It should be noted that, due to recent geopolitical tensions, which intimately dictate the development of various countries’ industries and supply chains, global enterprises also face rapidly changing market needs as well as a high degree of uncertainties stemming from the pandemic. In turn, enterprise demand for cloud services has also seen a continued rise in the past two years. With respect to the adoption of AI and other emerging technologies, most enterprises prefer cloud services due to such services’ flexible cost structures. TrendForce’s latest investigations indicate that flexible pricing strategies and diverse services offered by data centers have directly propelled the demand from enterprises for cloud applications in the past two years. From the perspective of the server supply chain, these shifts have facilitated a gradual shift of the predominant business model in the server market from traditional server brands to ODM Direct.

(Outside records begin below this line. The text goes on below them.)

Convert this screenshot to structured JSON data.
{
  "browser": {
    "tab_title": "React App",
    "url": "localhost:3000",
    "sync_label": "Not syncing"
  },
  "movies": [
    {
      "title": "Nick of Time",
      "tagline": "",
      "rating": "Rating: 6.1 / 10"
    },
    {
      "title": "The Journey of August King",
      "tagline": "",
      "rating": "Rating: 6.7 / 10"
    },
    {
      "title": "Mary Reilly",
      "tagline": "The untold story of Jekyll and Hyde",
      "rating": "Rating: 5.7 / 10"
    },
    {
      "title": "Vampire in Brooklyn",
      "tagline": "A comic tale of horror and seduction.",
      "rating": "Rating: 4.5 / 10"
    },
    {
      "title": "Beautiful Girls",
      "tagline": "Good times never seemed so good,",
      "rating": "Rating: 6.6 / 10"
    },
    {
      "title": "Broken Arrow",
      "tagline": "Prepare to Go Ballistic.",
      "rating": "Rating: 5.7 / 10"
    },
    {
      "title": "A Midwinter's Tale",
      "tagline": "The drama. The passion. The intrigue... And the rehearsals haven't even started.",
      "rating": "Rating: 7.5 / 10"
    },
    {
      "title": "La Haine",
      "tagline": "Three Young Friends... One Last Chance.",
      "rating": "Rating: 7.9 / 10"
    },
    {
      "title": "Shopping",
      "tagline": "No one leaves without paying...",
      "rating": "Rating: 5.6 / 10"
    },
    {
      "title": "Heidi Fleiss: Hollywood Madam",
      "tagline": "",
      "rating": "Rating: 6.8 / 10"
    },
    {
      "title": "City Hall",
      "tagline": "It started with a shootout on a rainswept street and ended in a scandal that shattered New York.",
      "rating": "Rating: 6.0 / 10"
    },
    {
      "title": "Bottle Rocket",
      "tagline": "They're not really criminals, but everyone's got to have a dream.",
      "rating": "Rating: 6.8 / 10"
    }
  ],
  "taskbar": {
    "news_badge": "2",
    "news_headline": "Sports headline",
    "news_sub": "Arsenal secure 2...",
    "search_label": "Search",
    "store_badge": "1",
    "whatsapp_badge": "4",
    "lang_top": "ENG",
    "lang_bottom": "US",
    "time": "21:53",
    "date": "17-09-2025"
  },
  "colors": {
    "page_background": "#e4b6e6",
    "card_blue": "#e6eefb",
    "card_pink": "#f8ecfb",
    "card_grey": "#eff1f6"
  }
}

In addition, data center-related technologies have also progressed significantly. As the way people work and live transforms, accompanied by the emergence of e-commerce and streaming media, enterprises have also become increasingly well-versed in cloud services and increasingly able to leverage related technologies. As such, the primary sources of competition in the cloud market will include not only infrastructures responsible for computing, storage, and networking, but also emerging technologies such as edge computing and software/hardware integration of related services by major operators. In particular, as 5G services successively kick into gear worldwide, the concept of “cloud-edge-local network” will begin to replace the current “cloud only” framework on a massive scale, thereby extending the relevant commercial opportunities from cloud services to hardware vendors. That is to say, in the future, cloud services will no longer be limited to the software front, as in-house hardware brands from CSPs are set to become the next battlefield while these companies compete to offer comprehensive services.
All of this raises the question of whether the build-out of data centers will involve more challenges and opportunities going forward. TrendForce believes that, in addition to factors such as telecommuting and e-commerce, data center demand from biomedical applications (for instance, the ramp-up of vaccinations) will also experience substantial growth, with the caveat that regulations governing the protection and collection of medical data will be even more stringent than those driving various countries’ data sovereignty endeavors. Hence, privacy and security pertaining to medical data will likely become not only a global pursuit, but also a significant challenge facing the application of data centers.